Fortunately, having lived an active life in Seattle for most of my years means I know a few things about how to stay happy and comfortable in bad weather.

The main thing to remember is that rain is not the enemy. Wind and cold combined with rain can be your enemies, however. If nothing else, they’ll all conspire to make you miserable. So you need to dress appropriately. Look for clothing that cuts the wind, without adding too much warmth. You will only be cold for a few minutes at the beginning of your workout anyway. Your body warms itself up pretty quickly, so what you are looking for is to stay as dry as possible, and to keep wetness away from your skin. You want to avoid chills and chafing. So avoid cotton, look for wicking fabrics just as you would during hot weather. Synthetic fabrics are usually best.

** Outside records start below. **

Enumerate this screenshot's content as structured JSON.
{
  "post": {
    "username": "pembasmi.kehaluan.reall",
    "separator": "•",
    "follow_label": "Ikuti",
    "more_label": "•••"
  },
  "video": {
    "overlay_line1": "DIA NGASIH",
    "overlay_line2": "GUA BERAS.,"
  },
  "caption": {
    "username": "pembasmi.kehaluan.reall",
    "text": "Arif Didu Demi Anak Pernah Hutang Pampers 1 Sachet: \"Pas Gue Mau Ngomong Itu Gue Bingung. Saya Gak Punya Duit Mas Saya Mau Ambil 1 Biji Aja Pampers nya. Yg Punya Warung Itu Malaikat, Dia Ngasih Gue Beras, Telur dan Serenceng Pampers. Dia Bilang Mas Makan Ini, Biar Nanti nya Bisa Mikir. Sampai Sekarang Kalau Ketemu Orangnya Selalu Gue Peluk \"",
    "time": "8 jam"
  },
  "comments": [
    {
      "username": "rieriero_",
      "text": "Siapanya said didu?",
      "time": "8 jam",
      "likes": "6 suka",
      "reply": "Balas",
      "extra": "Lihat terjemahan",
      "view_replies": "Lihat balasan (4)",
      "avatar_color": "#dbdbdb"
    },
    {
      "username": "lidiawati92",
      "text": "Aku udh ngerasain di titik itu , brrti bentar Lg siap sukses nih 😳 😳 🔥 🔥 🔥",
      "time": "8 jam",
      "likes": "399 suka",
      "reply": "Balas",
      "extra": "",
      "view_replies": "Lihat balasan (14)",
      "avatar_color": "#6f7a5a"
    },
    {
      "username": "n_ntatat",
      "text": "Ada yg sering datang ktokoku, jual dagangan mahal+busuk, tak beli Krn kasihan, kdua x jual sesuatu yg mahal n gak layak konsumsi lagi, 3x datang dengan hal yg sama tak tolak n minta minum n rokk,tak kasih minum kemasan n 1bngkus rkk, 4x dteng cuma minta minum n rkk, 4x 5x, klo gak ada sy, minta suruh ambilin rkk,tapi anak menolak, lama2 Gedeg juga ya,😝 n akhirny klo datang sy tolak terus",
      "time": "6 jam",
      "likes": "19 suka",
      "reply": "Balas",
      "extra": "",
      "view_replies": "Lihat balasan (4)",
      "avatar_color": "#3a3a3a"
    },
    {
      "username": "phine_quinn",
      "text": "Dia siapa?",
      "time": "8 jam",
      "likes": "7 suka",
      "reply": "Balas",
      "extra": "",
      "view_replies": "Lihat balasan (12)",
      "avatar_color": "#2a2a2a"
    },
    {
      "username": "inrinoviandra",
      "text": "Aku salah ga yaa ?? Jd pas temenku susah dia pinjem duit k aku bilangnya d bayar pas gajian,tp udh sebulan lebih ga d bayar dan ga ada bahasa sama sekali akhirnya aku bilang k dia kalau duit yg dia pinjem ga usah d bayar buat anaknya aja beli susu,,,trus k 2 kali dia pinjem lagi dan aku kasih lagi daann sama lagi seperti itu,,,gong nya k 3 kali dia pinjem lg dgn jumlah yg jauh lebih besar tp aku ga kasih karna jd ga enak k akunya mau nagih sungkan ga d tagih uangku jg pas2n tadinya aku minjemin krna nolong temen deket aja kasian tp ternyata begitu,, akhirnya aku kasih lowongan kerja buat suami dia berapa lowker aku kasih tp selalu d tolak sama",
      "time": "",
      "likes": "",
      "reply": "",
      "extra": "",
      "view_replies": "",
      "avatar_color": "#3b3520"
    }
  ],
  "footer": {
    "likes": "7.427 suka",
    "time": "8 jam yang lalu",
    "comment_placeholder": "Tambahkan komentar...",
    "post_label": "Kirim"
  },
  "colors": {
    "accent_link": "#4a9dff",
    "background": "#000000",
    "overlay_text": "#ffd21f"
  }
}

For me, the ideal rain gear includes a pair of long tights with a slightly fuzzy inner layer (such as the Under Armour cold gear brand), a lightweight long sleeve top for fall type weather, or a heavier top when it gets colder, and an outer layer jacket that cuts wind and is water resistant. I say water resistant, NOT waterproof, because your own heat and sweat should be able to escape. The worst ski jacket I ever had was one that was waterproof – I sweat a lot, so waterproof meant all that water couldn’t get out. After about an hour I would be wet all the way to the skin – in skiing, this is a downright dangerous situation. Not a very comfortable situation for running either.

Protecting your hands and feet is also important because fingers and toes can get cold. Personally, I prefer to wear wool socks, but no gloves unless it’s really cold. What works best for me is a long sleeved short with a hole for the thumb. If hands are cold at the beginning of the run, then I tuck them inside, and slowly let them poke out as I warm up. If I get really warm, I push the sleeves up. Obviously this wouldn’t work in Minnesota, but it works here where it’s not so cold.

Headgear is another important consideration. I like a hat with a bill – baseball type caps are good – because it keeps rain out of my eyes and off most of my face. Rain on the face is kind of annoying, plus I wear glasses most days and they create a visibility issue, so a little protection in that area goes a long way towards keeping me happy. Stocking caps don’t really keep the rain off, and for the type of weather we typically get in Seattle, they are too warm. Anything too warm just has to be discarded after a couple of miles anyway.

While we are on the topic of discarding your clothes, the last “rule” of dressing for Seattle type rain is to dress in layers. As I said, you warm up as you go along, so you have to plan to unzip or remove things along the way.

The final thing you need on a rainy day run is a positive attitude. The hardest part is just getting out the door – as always, the first mile is the hardest. If you can just get geared up and going you will probably find yourself happy to be outside even if the weather isn’t so nice.